*DIRECTIONS*
Return all the entries exactly. No pictures.

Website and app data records
■ ■ ■ ■
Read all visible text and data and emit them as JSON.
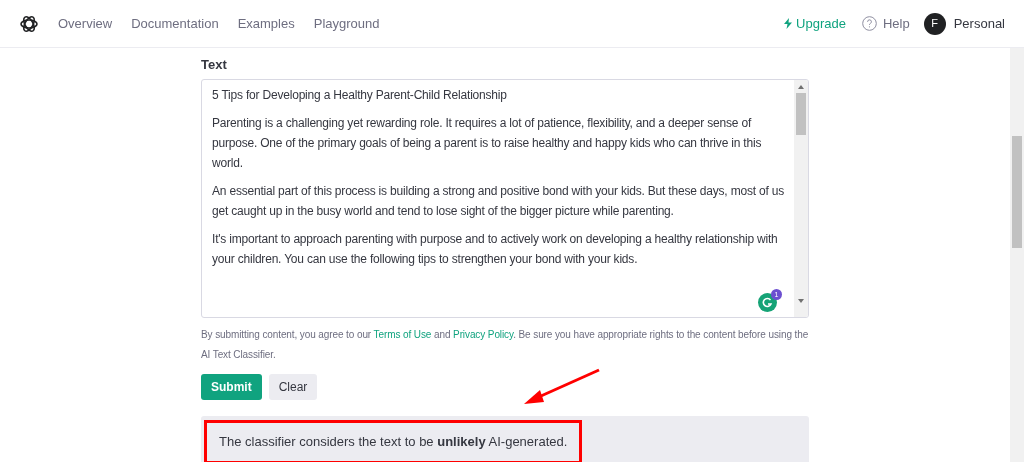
{
  "nav": {
    "links": [
      {
        "label": "Overview"
      },
      {
        "label": "Documentation"
      },
      {
        "label": "Examples"
      },
      {
        "label": "Playground"
      }
    ],
    "upgrade": "Upgrade",
    "help": "Help",
    "avatar": "F",
    "account": "Personal"
  },
  "form": {
    "label": "Text",
    "paragraphs": [
      "5 Tips for Developing a Healthy Parent-Child Relationship",
      "Parenting is a challenging yet rewarding role. It requires a lot of patience, flexibility, and a deeper sense of purpose. One of the primary goals of being a parent is to raise healthy and happy kids who can thrive in this world.",
      "An essential part of this process is building a strong and positive bond with your kids. But these days, most of us get caught up in the busy world and tend to lose sight of the bigger picture while parenting.",
      "It's important to approach parenting with purpose and to actively work on developing a healthy relationship with your children. You can use the following tips to strengthen your bond with your kids."
    ],
    "grammar_badge_count": "1",
    "disclaimer": {
      "before": "By submitting content, you agree to our",
      "link_1": "Terms of Use",
      "middle": "and",
      "link_2": "Privacy Policy",
      "after": ". Be sure you have appropriate rights to the content before using the AI Text Classifier."
    },
    "buttons": [
      {
        "label": "Submit",
        "kind": "primary"
      },
      {
        "label": "Clear",
        "kind": "secondary"
      }
    ],
    "result": "The classifier considers the text to be **unlikely** AI-generated."
  }
}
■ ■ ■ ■
*SOLUTION FOR THIS TASK*
Read all visible text and data and emit them as JSON.
{
  "nav": {
    "links": [
      {
        "label": "Overview"
      },
      {
        "label": "Documentation"
      },
      {
        "label": "Examples"
      },
      {
        "label": "Playground"
      }
    ],
    "upgrade": "Upgrade",
    "help": "Help",
    "avatar": "F",
    "account": "Personal"
  },
  "form": {
    "label": "Text",
    "paragraphs": [
      "5 Tips for Developing a Healthy Parent-Child Relationship",
      "Parenting is a challenging yet rewarding role. It requires a lot of patience, flexibility, and a deeper sense of purpose. One of the primary goals of being a parent is to raise healthy and happy kids who can thrive in this world.",
      "An essential part of this process is building a strong and positive bond with your kids. But these days, most of us get caught up in the busy world and tend to lose sight of the bigger picture while parenting.",
      "It's important to approach parenting with purpose and to actively work on developing a healthy relationship with your children. You can use the following tips to strengthen your bond with your kids."
    ],
    "grammar_badge_count": "1",
    "disclaimer": {
      "before": "By submitting content, you agree to our",
      "link_1": "Terms of Use",
      "middle": "and",
      "link_2": "Privacy Policy",
      "after": ". Be sure you have appropriate rights to the content before using the AI Text Classifier."
    },
    "buttons": [
      {
        "label": "Submit",
        "kind": "primary"
      },
      {
        "label": "Clear",
        "kind": "secondary"
      }
    ],
    "result": "The classifier considers the text to be **unlikely** AI-generated."
  }
}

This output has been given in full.